The exposure of the domestic financial services sector to share market corrections increased, and the interest rate risk also rose slightly, as seen in the increase in interest rates and yields in the first five months of 2022. Despite the negative impact of such developments on investment portfolio yields of institutional investors and the small liquidity pressures they brought about in some segments, the increase in systemic risks in the first half of the 2022 was not significant and did not threaten the stability of the financial services sector.  However, the relatively high valuation of financial assets that continues to be present globally, particularly of shares, increases the probability and strength of potential future price corrections on the financial markets, which can easily spill over to the domestic market. The turnover on the domestic capital market, following acceleration at the time of the outbreak of the conflict in Ukraine, shrank in April and May and the prices of shares fully recovered from the correction caused by the geopolitical crisis. The decline notwithstanding, the concentration of trading on the Zagreb Stock Exchange continues to be relatively high amid, compared to other peer markets, relatively low liquidity.

The Director of the Croatian Deposit Insurance Agency reported that the first quarter of 2022 saw a marked increase in total and covered deposits, which activated the legal obligation of deposit insurance premium payment to enable the legally prescribed level of protection of depositors.

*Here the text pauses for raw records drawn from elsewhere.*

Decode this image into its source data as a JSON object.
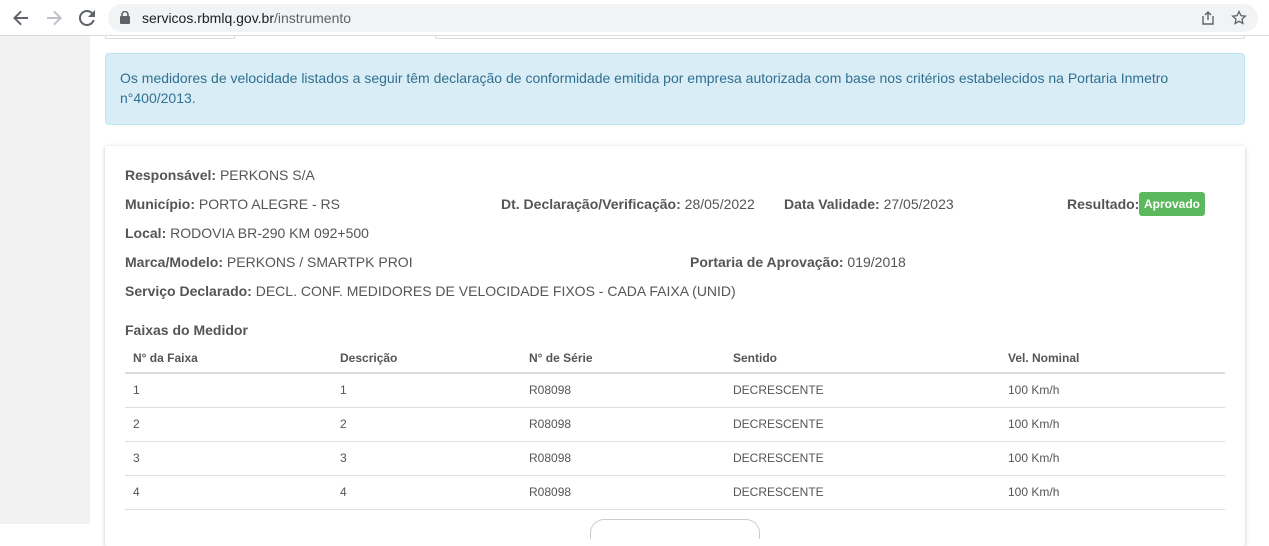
{
  "browser": {
    "url_host": "servicos.rbmlq.gov.br",
    "url_path": "/instrumento",
    "icons": [
      "back-arrow-icon",
      "forward-arrow-icon",
      "reload-icon",
      "lock-icon",
      "share-icon",
      "star-icon"
    ]
  },
  "alert": {
    "text": "Os medidores de velocidade listados a seguir têm declaração de conformidade emitida por empresa autorizada com base nos critérios estabelecidos na Portaria Inmetro n°400/2013."
  },
  "details": {
    "responsavel_label": "Responsável:",
    "responsavel_value": "PERKONS S/A",
    "municipio_label": "Município:",
    "municipio_value": "PORTO ALEGRE - RS",
    "dt_declaracao_label": "Dt. Declaração/Verificação:",
    "dt_declaracao_value": "28/05/2022",
    "data_validade_label": "Data Validade:",
    "data_validade_value": "27/05/2023",
    "resultado_label": "Resultado:",
    "resultado_value": "Aprovado",
    "local_label": "Local:",
    "local_value": "RODOVIA BR-290 KM 092+500",
    "marca_label": "Marca/Modelo:",
    "marca_value": "PERKONS / SMARTPK PROI",
    "portaria_label": "Portaria de Aprovação:",
    "portaria_value": "019/2018",
    "servico_label": "Serviço Declarado:",
    "servico_value": "DECL. CONF. MEDIDORES DE VELOCIDADE FIXOS - CADA FAIXA (UNID)"
  },
  "colors": {
    "alert_bg": "#d9edf7",
    "alert_text": "#31708f",
    "badge_success": "#5cb85c"
  },
  "faixas": {
    "title": "Faixas do Medidor",
    "columns": [
      "N° da Faixa",
      "Descrição",
      "N° de Série",
      "Sentido",
      "Vel. Nominal"
    ],
    "rows": [
      [
        "1",
        "1",
        "R08098",
        "DECRESCENTE",
        "100 Km/h"
      ],
      [
        "2",
        "2",
        "R08098",
        "DECRESCENTE",
        "100 Km/h"
      ],
      [
        "3",
        "3",
        "R08098",
        "DECRESCENTE",
        "100 Km/h"
      ],
      [
        "4",
        "4",
        "R08098",
        "DECRESCENTE",
        "100 Km/h"
      ]
    ]
  }
}
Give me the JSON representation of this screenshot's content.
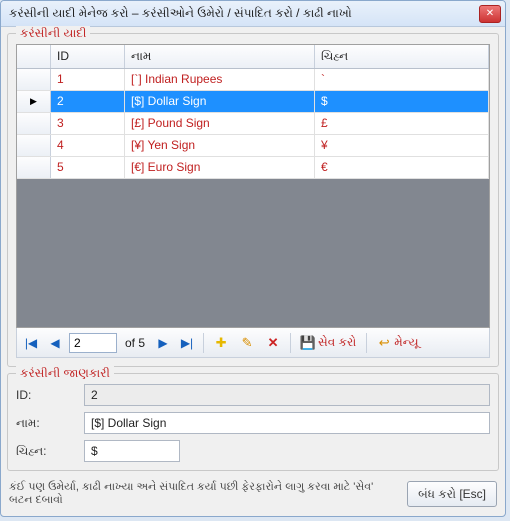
{
  "window": {
    "title": "કરંસીની યાદી મેનેજ કરો – કરંસીઓને ઉમેરો / સંપાદિત કરો / કાઢી નાખો"
  },
  "list_group_title": "કરંસીની યાદી",
  "columns": {
    "id": "ID",
    "name": "નામ",
    "sign": "ચિહ્ન"
  },
  "rows": [
    {
      "id": "1",
      "name": "[`] Indian Rupees",
      "sign": "`"
    },
    {
      "id": "2",
      "name": "[$] Dollar Sign",
      "sign": "$"
    },
    {
      "id": "3",
      "name": "[£] Pound Sign",
      "sign": "£"
    },
    {
      "id": "4",
      "name": "[¥] Yen Sign",
      "sign": "¥"
    },
    {
      "id": "5",
      "name": "[€] Euro Sign",
      "sign": "€"
    }
  ],
  "selected_index": 1,
  "nav": {
    "current": "2",
    "of_text": "of 5",
    "save_label": "સેવ કરો",
    "menu_label": "મેન્યૂ"
  },
  "details": {
    "group_title": "કરંસીની જાણકારી",
    "id_label": "ID:",
    "name_label": "નામ:",
    "sign_label": "ચિહ્ન:",
    "id_value": "2",
    "name_value": "[$] Dollar Sign",
    "sign_value": "$"
  },
  "footer": {
    "hint": "કંઈ પણ ઉમેર્યા, કાઢી નાખ્યા અને સંપાદિત કર્યા પછી ફેરફારોને લાગુ કરવા માટે 'સેવ' બટન દબાવો",
    "close_label": "બંધ કરો [Esc]"
  }
}
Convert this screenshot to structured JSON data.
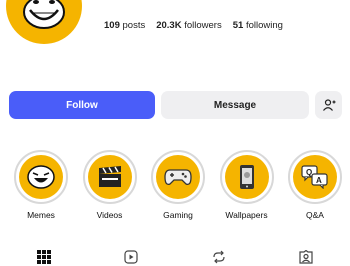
{
  "profile": {
    "stats": [
      {
        "value": "109",
        "label": "posts"
      },
      {
        "value": "20.3K",
        "label": "followers"
      },
      {
        "value": "51",
        "label": "following"
      }
    ]
  },
  "actions": {
    "follow_label": "Follow",
    "message_label": "Message",
    "add_icon": "add-person-icon"
  },
  "highlights": [
    {
      "label": "Memes",
      "icon": "laughing-face-icon"
    },
    {
      "label": "Videos",
      "icon": "clapperboard-icon"
    },
    {
      "label": "Gaming",
      "icon": "gamepad-icon"
    },
    {
      "label": "Wallpapers",
      "icon": "phone-icon"
    },
    {
      "label": "Q&A",
      "icon": "speech-bubbles-icon"
    }
  ],
  "tabs": [
    "grid-icon",
    "reels-icon",
    "repost-icon",
    "tagged-icon"
  ],
  "colors": {
    "accent": "#4a5df9",
    "highlight": "#f5b400",
    "button_gray": "#efeff1"
  }
}
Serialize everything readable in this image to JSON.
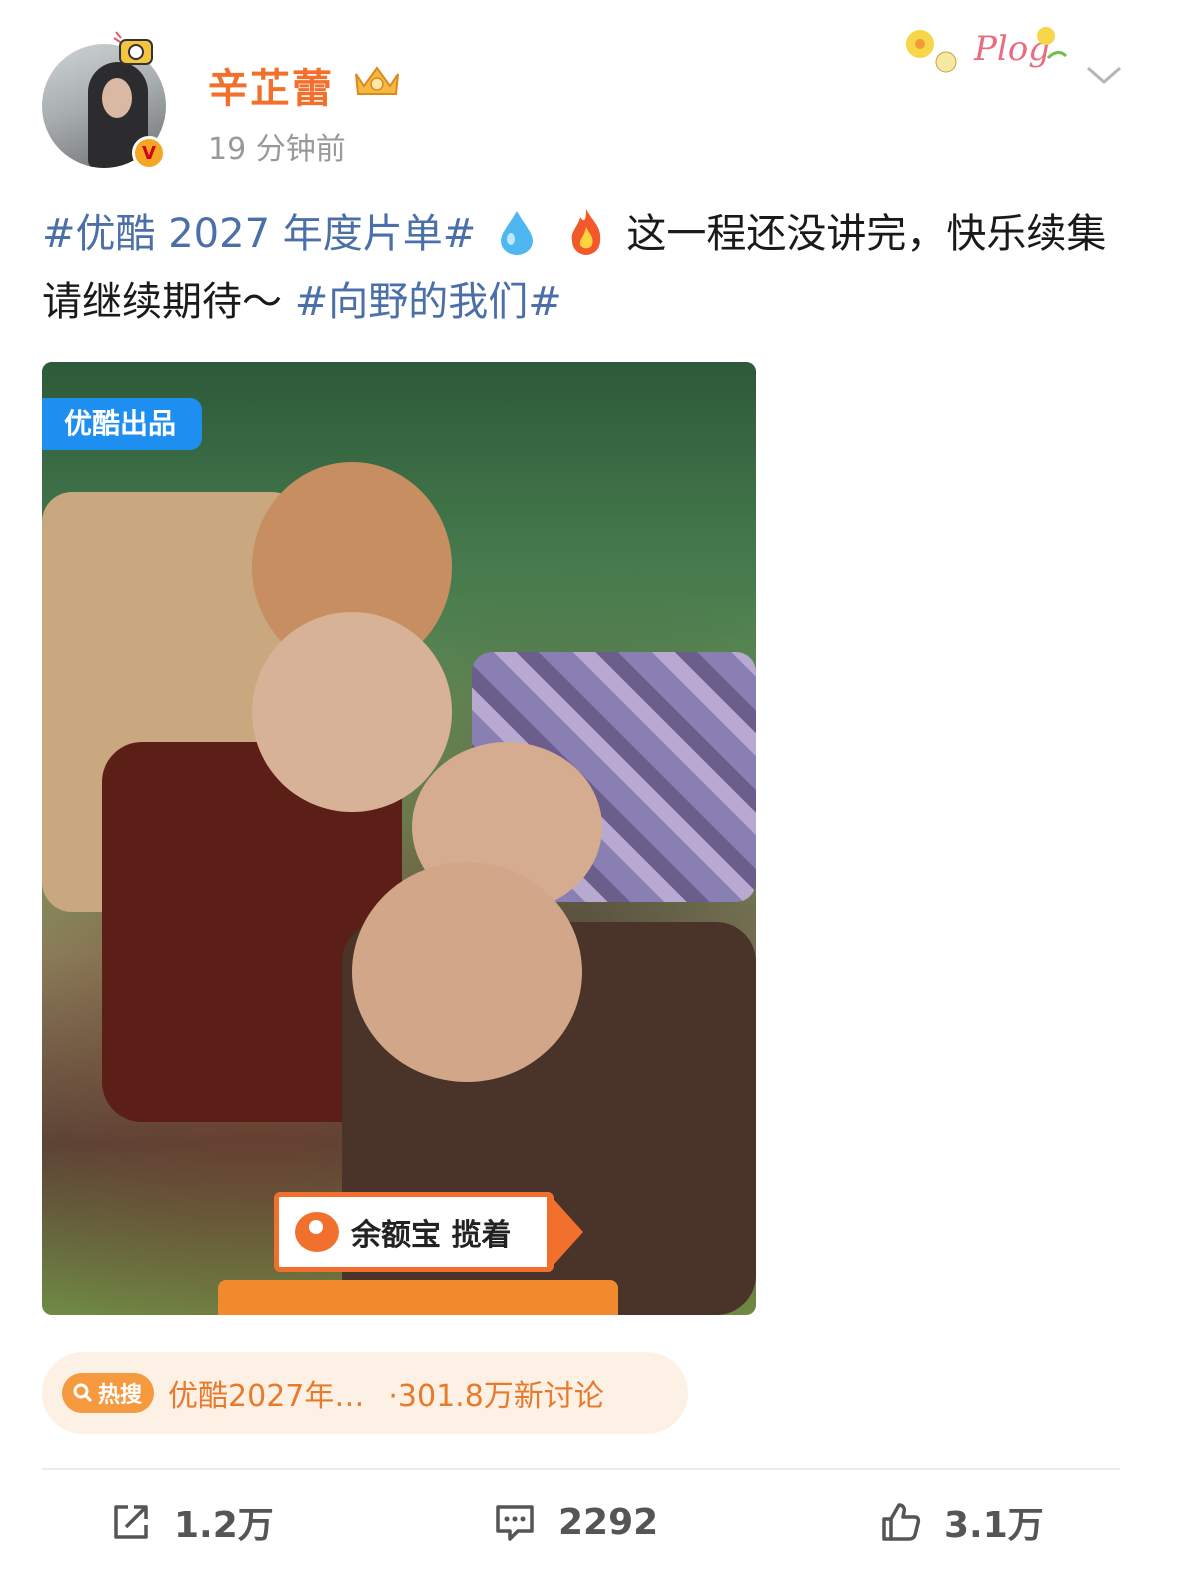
{
  "post": {
    "author": "辛芷蕾",
    "time": "19 分钟前",
    "text_hashtag_1": "#优酷 2027 年度片单#",
    "text_body": "这一程还没讲完，快乐续集请继续期待～",
    "text_hashtag_2": "#向野的我们#"
  },
  "image": {
    "badge": "优酷出品",
    "sponsor": "余额宝 揽着"
  },
  "trend": {
    "badge": "热搜",
    "title": "优酷2027年…",
    "count": "·301.8万新讨论"
  },
  "actions": {
    "share_count": "1.2万",
    "comment_count": "2292",
    "like_count": "3.1万"
  },
  "colors": {
    "name": "#f2702d",
    "hashtag": "#4b6fa8",
    "trend": "#e97a2c",
    "hot_badge": "#f59a3e",
    "image_badge": "#1f8ef1"
  },
  "icons": [
    "avatar-decoration-icon",
    "verified-badge-icon",
    "crown-level-icon",
    "plog-sticker-icon",
    "chevron-down-icon",
    "water-drop-icon",
    "fire-icon",
    "search-icon",
    "share-icon",
    "comment-icon",
    "like-icon"
  ]
}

The Council approved the Annual Report on the Work of the Council in 2021.